The Brexit talks were literally on thin ice today – as the EU’s Maros Sefcovic took a tumble on a slippery step.
The Foreign Secretary and ministers looked on aghast as he nearly lost his balance by the entrance to the stately home in Kent, but quickly recovered.
Mr Sefcovic tweeted pictures of the pair strolling around the grounds and said they had an ‘opportunity’ to resolve critical issues.
The Brexit divorce rules have been blamed for fuelling sectarian tensions in Northern Ireland, with the DUP demanding the protocol is axed altogether.
The UK government has threatened to invoke Article 16 and suspend the arrangements if Brussels does not agree to a deeper overhaul.
Maros Sefcovic nearly came a-cropper as he arrived at Chevening for discussions with Liz Truss on the Northern Ireland protocol
The EU vice-president and Foreign Secretary are holding discussions at the stately home in Kent today
Mr Sefcovic tweeted pictures of the pair strolling around the grounds and said they had an ‘opportunity’ to resolve critical issues
Speaking ahead of the talks, Ms Truss said: ‘There is a deal to be done that protects peace in Northern Ireland, defends our Union, and maintains the integrity of the United Kingdom and EU. But it will require a pragmatic approach from the EU.
‘I will be putting forward practical, reasonable solutions starting from these fundamental principles, with a view to agreeing a plan for intensive negotiations.
‘The EU has a clear responsibility to help fix the myriad problems caused by the Protocol and protect the Good Friday Agreement.’
Boris Johnson handed responsibility for Brexit to Ms Truss last month following the resignation of Brexit Minister Lord Frost over policy differences.
Lord Frost, who negotiated the original Brexit deal, adopted a hardline approach to the talks, which yielded a number of concessions, but which was also blamed by some for souring the mood on central issues.
One Foreign Office source said the new approach would be ‘carrot and stick, but more carrot than stick’.
Chevening, a 115-room mansion in Kent, is one of the grandest grace-and-favour properties on the Government’s books.
Mr Sefcovic and his team are being treated to a ‘political dinner’ hosted by Ms Truss this evening, where they will be served Scottish smoked salmon, Welsh lamb and Kent apple pie.

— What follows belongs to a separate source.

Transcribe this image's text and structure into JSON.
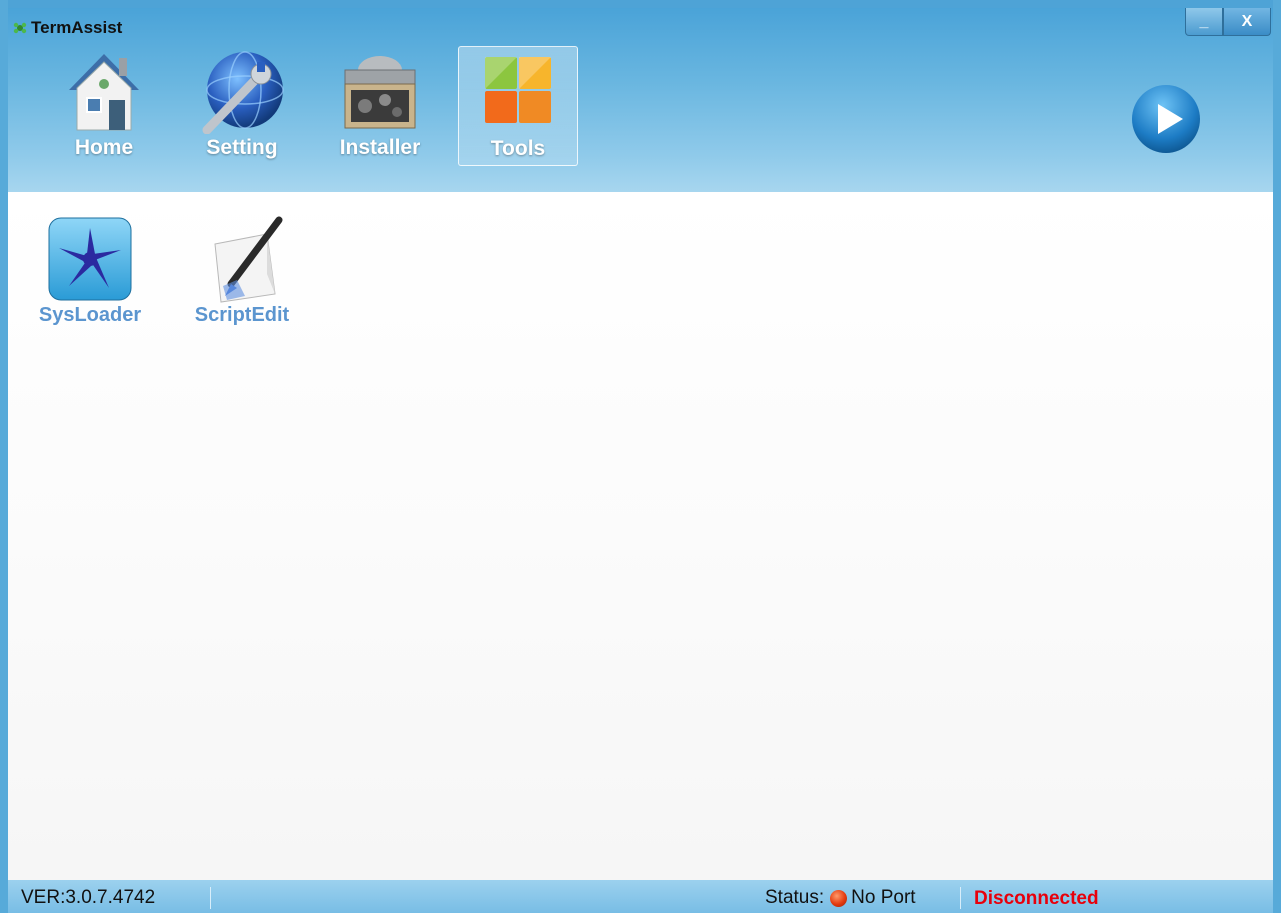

Further talks will then continue tomorrow morning before Mr Sefcovic returns to Brussels.
Officials hope that Ms Truss’s new proposals will then form the basis for two weeks of intensive negotiations before a further political meeting at the end of this month, probably in Brussels.
A source said she wanted to ‘focus on more practical solutions to the problems affecting people on the ground’.
Downing Street said the UK still believes the conditions for triggering Article 16 – unilaterally suspending parts of the treaty – have been reached, but the Government is still focused on trying to resolve the issues through talks.
The Prime Minister’s official spokesman said: ‘We need to fix the problems in the protocol in order to protect the Belfast Agreement and the peace process.
‘The Foreign Secretary will be putting forward practical and reasonable solutions with a view to agreeing a plan for intensive negotiations.
The Foreign Secretary is hosting Mr Sefcovic for a two-day summit at her official country residence Chevening (pictured) as she tries to end the border row threatening to destabilise the Province
‘We very much believe there is a deal to be done but the EU must show pragmatism.
‘It remains our strong preference to reach a negotiated solution, which is what you can see we are seeking to achieve today.’
Mr Sefcovic tweeted: ‘In Dec, we delivered on medicines. Now we have an opportunity to do so on other issues, building on the EU’s far-reaching proposals. My objective: stability, predictability in NI.’
The Foreign Office source said the key principles established by Lord Frost would remain in place, with a focus on easing the flow of goods between Britain and Northern Ireland by cutting paperwork and checks, and ensuring that the European Court of Justice is not the ‘final arbiter’ of disputes.
Under the Brexit deal, Northern Ireland has been granted free access to the EU’s single market to prevent the need for a hard border on the island of Ireland.
But this has led to the imposition of onerous EU checks on goods crossing the Irish Sea from Great Britain.